CareNow® - February 24, 2021

The global pandemic known as COVID-19 has kept most people from traveling over the past year. Travel, especially by plane or other public transportation, can greatly increase your chance of getting and spreading the virus. 

In fact, the Centers for Disease Control and Prevention recommend that you avoid traveling all together during this time to protect yourself and others.  

However, with spring break around the corner, many families are weighing their travel options. Is it safe to travel with the family if you drive instead of fly? Should you take a COVID-19 test before and after you travel, even if you don’t have symptoms? 

What about those who have been vaccinated? These are some of the most commonly asked questions we receive at CareNow®, so we’re sharing everything you should consider before traveling with your family this spring break.

Check Travel Restrictions

Before you even think about traveling, you must take a look at the restrictions for the location you’re considering. Some state, local and territorial governments require that you get tested or quarantine before traveling. To make sure you have the most up-to-date information, it’s best to check the CDC’s online travel planner where you can search by location.

Know Your Travel Risk

No matter what the restrictions are at the location you’re wanting to travel to, you should be aware of the risk for you and your family. Any kind of travel puts you at a heightened risk of getting COVID-19. Your risk is directly impacted by the length of your trip and the number of stops along the way, as well as the precautions you take while traveling.

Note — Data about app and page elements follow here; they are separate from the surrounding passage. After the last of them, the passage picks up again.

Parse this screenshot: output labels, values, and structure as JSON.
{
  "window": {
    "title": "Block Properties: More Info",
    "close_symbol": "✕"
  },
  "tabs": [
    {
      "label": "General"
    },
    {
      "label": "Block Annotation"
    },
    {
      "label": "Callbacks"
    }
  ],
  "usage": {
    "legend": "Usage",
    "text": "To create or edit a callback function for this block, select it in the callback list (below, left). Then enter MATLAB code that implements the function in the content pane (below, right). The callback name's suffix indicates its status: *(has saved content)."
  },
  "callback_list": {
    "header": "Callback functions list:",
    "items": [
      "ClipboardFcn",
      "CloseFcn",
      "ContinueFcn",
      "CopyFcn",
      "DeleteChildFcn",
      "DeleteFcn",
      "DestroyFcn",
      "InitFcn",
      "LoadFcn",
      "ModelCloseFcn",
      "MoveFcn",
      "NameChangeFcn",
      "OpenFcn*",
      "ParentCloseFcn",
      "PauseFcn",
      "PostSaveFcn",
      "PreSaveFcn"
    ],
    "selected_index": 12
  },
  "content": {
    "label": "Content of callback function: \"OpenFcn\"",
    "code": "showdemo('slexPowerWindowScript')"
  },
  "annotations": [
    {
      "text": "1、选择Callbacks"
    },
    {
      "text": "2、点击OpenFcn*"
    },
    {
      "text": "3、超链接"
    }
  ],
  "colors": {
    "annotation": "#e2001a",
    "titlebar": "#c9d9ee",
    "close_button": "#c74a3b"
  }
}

It is highly recommended that you wear a mask that fully covers your nose and mouth any time you are in public settings. If you are traveling on a plane, bus, train or another form of public transportation, it will be required that anyone over two years of age wear a mask.

When possible, keep a distance of at least six feet from anyone not in your direct travel party. This can be difficult, especially in a crowded airport or train station, but it’s important that you try. You should also wash your hands regularly and carry hand sanitizer with you at all times.

Properly Prepare for Your Transportation

The type of transportation you take when traveling will also affect your risk of getting COVID-19. Airports and bus stations are very common places for you to be exposed to the virus, specifically through surfaces and respiratory droplets. Even if you’re driving when you travel, rest stops can pose a great risk as well.

If you choose to travel by plane, you will have to spend time in both security lines and airport terminals. It can be very difficult for you to avoid close contact in these types of situations. You are also likely to come in contact with surfaces that are frequently touched. When on the plane, do your best to keep your distance from other passengers. If possible, choose a seat without anyone next to it or try to sit next to someone else in your travel party to avoid exposure to additional people.

For bus and train travel, you will likely be forced to sit or stand in close contact with other people for an extended period of time. Avoid touching surfaces as much as you can. This includes kiosks, ticket machines, handrails and benches. If you can, book your tickets for non-peak hours so it’s likely that fewer people will be traveling.

Many people think car travel is the safest way to go, and in most cases, it is. However, you put yourself at risk by stopping for gas, food or bathroom breaks along the way. This exposes you to frequently touched surfaces as well as close contact to other people.

Avoid stopping as much as possible by bringing your own food and drinks and making sure you have a full tank of gas before leaving (you should still be cautious at any gas station, no matter the location).

Testing Before and After Your Trip

If you decide to travel this spring break, it’s a good idea to get tested with a viral test one to three days before your trip—whether it’s required or not. You should have your negative test results before you travel and keep them with you when you go in case you’re asked to show them. If you test positive, do not travel; instead, isolate yourself, following the CDC’s public health recommendations.

It’s just as important to get tested before your trip as it is to get tested when you return (ideally within three to five days of your trip). You should self-quarantine for a full seven days after you get home, even if your test does come back negative. If you do not take a viral test, you should plan to self-quarantine for a full 10 days to be safe as you may have been exposed to the virus on your travels. If you have already been vaccinated, please follow the latest CDC guidelines on testing.

Where to Get a COVID-19 Test

If you need to take a COVID-19 test before or after your spring break travel, consider visiting your local CareNow®. We offer different types of COVID-19 testing including PCR and Rapid tests. Depending on your needs and when you are traveling, the providers can guide you on the right test. If you have insurance, you should check with your plan to see how much your test will cost. For self-paying patients, the cost is $250. Make sure to have your driver’s license and insurance card (if applicable) when you come to get tested.

If you’ve never had a COVID-19 test before, you may be wondering what to expect. When a member of our staff comes to collect your samples, he or she will be dressed in protective attire (a mask and a face shield). Most samples are taken from the nose; however, in certain cases, the sample may need to be taken from the back of the throat (similar to a strep test). Your test will only take a few seconds. Get more information on our COVID-19 testing process.

Before you visit your local CareNow® for a rapid test, check out the Web Check-In® feature on our website. This allows you to check-in before your appointment so you don’t have to sit in the lobby while you wait. 

Disclaimer: Patients’ health can vary. Always consult with a medical professional before taking medication, making health-related decisions or deciding if medical advice is right for you.